=== Task item ===
Go line by line through the records below. Copy whichever lines contain the string "Internal".

[Entries from a dataset of interfaces]
▬▬▬▬▬▬▬▬▬▬

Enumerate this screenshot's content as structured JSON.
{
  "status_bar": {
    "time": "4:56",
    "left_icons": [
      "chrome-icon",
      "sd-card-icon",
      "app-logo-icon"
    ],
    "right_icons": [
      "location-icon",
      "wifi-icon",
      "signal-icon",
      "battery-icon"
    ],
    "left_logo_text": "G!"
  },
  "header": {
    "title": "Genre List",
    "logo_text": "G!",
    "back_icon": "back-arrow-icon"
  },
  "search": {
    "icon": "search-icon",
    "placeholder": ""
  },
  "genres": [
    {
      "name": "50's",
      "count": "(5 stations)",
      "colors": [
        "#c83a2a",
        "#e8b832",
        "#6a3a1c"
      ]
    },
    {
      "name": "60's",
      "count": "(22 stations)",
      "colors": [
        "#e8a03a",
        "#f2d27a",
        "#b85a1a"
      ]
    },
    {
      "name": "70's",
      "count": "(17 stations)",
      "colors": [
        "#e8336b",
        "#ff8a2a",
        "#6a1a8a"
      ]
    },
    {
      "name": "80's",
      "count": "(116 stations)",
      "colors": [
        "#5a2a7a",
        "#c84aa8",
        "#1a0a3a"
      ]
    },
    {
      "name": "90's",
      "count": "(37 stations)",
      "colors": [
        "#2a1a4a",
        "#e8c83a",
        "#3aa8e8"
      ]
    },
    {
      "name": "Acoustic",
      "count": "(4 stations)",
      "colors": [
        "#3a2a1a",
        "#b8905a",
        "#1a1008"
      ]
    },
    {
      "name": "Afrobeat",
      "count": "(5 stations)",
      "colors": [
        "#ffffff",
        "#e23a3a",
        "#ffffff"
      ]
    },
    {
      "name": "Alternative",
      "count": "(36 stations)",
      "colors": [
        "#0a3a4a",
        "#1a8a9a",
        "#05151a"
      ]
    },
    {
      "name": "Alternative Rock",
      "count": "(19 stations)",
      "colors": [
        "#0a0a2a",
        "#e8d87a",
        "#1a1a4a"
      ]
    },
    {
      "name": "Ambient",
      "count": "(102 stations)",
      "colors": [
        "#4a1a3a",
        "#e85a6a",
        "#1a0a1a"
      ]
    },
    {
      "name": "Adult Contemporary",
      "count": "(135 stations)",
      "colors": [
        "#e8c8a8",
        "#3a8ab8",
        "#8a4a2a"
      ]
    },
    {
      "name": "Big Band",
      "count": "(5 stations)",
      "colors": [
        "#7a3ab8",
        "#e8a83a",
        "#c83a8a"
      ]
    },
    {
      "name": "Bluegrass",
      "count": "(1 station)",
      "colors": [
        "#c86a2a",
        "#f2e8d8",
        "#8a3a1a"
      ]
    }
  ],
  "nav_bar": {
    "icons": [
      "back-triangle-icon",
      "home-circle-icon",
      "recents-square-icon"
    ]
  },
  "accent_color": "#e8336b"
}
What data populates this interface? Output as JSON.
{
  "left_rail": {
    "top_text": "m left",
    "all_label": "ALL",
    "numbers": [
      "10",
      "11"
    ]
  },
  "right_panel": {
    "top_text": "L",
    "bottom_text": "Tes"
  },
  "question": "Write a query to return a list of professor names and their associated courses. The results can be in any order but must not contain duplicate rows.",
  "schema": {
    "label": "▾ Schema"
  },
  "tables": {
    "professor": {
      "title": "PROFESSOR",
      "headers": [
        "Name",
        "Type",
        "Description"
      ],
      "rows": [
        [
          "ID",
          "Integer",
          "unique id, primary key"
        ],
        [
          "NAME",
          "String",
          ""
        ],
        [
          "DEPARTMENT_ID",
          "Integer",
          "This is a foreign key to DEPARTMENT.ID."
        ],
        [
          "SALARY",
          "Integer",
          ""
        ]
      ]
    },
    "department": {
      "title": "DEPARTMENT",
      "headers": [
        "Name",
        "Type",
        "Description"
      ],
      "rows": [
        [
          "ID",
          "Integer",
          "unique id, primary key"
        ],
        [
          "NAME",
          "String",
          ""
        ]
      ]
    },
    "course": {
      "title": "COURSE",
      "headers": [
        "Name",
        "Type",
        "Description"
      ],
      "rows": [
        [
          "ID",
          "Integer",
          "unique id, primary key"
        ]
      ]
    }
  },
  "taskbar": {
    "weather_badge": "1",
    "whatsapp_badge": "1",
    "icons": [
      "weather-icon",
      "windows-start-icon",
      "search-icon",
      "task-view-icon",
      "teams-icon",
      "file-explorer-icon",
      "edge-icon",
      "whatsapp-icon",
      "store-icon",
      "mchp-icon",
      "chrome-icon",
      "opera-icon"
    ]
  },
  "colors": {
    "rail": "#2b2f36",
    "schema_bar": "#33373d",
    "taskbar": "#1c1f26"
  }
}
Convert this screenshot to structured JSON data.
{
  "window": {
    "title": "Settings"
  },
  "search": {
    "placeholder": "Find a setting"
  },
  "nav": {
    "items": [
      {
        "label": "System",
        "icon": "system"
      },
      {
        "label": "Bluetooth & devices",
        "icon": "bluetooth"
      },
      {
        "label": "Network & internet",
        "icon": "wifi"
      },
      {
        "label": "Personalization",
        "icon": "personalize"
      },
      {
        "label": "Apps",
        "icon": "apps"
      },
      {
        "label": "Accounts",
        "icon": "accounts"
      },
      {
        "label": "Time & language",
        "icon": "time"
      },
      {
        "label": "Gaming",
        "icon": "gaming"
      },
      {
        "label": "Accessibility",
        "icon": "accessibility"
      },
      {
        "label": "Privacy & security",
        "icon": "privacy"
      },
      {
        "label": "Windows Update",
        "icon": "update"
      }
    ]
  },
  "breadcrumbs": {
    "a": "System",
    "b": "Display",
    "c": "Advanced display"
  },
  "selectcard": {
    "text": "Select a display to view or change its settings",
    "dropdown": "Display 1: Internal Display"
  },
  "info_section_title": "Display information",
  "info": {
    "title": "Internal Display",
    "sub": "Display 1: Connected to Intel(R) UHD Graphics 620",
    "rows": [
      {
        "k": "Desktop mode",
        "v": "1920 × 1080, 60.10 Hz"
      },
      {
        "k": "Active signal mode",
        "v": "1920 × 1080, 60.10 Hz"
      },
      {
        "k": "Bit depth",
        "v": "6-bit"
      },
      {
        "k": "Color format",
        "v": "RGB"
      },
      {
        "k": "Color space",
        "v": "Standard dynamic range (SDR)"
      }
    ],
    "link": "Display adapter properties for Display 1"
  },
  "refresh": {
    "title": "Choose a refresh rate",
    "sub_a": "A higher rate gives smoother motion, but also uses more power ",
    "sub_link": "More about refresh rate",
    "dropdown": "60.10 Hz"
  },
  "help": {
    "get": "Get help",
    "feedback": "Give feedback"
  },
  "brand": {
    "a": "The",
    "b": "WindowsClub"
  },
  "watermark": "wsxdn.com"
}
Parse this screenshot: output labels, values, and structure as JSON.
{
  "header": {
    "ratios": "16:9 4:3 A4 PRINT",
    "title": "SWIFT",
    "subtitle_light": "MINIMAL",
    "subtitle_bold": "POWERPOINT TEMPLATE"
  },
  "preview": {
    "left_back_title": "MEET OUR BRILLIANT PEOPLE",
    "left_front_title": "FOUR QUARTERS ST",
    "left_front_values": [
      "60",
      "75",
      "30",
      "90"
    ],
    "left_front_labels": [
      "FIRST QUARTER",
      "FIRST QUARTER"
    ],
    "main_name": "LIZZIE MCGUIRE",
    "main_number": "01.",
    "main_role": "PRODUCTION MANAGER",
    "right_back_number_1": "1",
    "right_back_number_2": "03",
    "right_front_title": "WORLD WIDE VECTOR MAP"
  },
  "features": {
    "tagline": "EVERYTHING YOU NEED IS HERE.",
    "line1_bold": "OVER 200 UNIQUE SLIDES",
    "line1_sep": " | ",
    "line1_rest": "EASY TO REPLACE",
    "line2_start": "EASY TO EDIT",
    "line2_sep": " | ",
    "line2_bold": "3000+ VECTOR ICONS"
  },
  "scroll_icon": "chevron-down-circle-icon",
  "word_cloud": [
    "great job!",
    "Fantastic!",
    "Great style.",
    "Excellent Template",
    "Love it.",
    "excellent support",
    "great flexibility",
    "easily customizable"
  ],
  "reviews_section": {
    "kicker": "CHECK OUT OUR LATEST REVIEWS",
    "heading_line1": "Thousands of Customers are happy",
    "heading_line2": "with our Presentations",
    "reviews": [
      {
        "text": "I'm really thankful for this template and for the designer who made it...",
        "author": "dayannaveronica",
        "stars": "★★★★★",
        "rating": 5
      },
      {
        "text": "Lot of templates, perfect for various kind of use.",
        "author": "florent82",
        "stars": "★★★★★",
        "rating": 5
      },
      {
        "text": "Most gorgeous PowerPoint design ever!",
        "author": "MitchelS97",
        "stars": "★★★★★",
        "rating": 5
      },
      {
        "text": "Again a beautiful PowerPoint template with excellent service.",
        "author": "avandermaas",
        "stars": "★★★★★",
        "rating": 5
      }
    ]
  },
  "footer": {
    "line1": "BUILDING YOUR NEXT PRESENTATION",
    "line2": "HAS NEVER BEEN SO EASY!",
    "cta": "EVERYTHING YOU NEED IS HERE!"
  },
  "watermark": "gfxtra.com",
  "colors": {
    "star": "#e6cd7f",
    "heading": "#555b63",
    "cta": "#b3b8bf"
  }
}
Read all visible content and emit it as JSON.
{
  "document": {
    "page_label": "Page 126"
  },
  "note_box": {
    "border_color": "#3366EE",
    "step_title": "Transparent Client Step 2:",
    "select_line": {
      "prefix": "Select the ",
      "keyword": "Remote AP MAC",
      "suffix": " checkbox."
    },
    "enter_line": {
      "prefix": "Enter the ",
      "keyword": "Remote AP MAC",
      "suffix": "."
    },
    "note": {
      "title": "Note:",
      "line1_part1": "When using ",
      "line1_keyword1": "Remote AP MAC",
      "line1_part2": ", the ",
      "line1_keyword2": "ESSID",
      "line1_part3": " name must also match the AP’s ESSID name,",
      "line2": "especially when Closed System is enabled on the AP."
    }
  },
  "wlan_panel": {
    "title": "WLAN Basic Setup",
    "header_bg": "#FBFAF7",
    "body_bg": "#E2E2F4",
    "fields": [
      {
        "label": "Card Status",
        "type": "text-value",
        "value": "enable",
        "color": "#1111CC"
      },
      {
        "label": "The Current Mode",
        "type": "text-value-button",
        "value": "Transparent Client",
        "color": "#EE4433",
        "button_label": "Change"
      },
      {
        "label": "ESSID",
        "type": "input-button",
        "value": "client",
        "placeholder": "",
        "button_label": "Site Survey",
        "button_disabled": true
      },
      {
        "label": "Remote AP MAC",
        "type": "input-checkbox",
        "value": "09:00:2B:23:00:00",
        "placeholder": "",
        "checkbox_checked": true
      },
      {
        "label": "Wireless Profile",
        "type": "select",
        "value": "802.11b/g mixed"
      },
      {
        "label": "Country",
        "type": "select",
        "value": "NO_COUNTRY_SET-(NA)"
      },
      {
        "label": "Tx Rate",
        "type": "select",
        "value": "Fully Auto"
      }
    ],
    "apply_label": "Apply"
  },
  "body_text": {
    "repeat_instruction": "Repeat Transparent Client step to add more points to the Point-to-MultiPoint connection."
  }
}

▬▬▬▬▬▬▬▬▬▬

=== Answer space ===
    "dropdown": "Display 1: Internal Display"
    "title": "Internal Display",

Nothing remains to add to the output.